The letters DCM have been added after the name of local war hero John Donnelly on Ince cenotaph

Mr Roberts said: “Sue had tried several years ago to get the memorials altered but it didn’t get anywhere.

"We gave it a go and happily the Armed Forces Hub had by then been established, and with the help of (armed forces keyworker) Gill Burchall, it has happened.

"We couldn’t be happier – he has finally got the recognition he deserves.”

Mr Roberts explained there had been fears that the brass plaque bearing Copl Donnelly’s name on the Wigan cenotaph would be so fragile after more than a century that it might shatter if anyone tried to engrave anything new onto it, and the family perfectly understood and accepted that.

Cpl Donnelly was just 22 years old when his DCM was announced in the London Gazzette dated December 11, 1916.

A DCM is the oldest British award for gallantry and was a second level military decoration, ranking below the Victoria Cross (which is the highest), until its discontinuation in 1993 when it was replaced by the Conspicuous Gallantry Cross.

In his own word at the time, Cpl Donnelly who was, “deeply touched by the reception he received and by the words of the Mayor”, said: “Ladies and gentlemen, I am very proud to come here and to have received this medal at your hands.

"I feel that what I did was but what any other Wigan lad would have done, and what Wigan lads are doing, and every one of whom deserves the DCM or the VC I thank you, gentlemen.”

Tragically John Donnelly died of wounds on March 21 1918, shortly before the war ended, at the age of just 24.

Wigan Council’s lead member for the armed forces, Coun Yvonne Klieve, said: “Honouring the legacy of our veterans is really important to us here at Wigan Council.

“We are really pleased that our bereavement services were able to arrange this inscription at Ince Cenotaph following a request from the family of the late John Donnelly DCM earlier this year.

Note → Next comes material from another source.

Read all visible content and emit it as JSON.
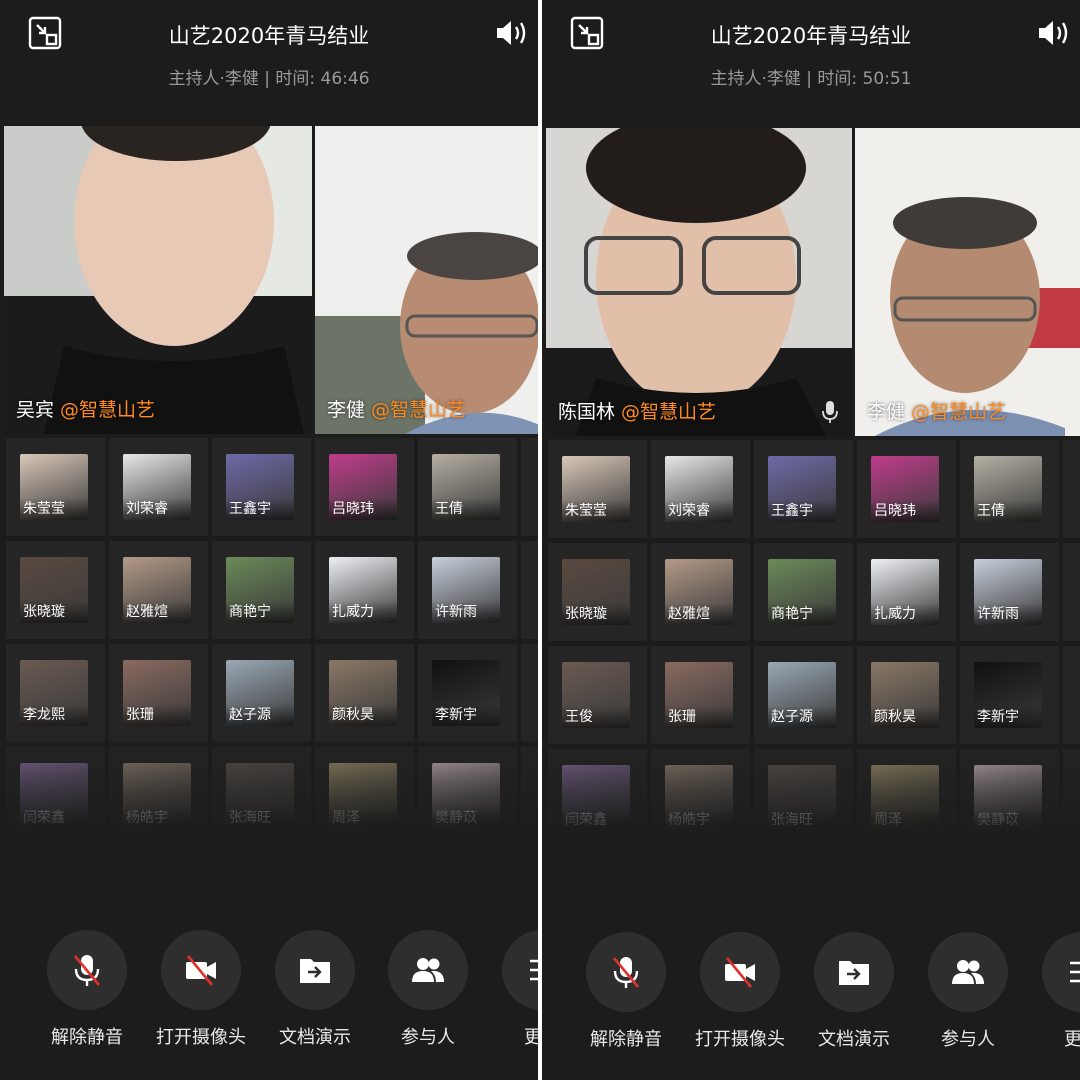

“The kind contribution of local Aspull-based stonemason, H&S Fishwick, who completed the work free of charge is also gratefully appreciated and brilliantly illustrates Wigan Borough’s community spirit.”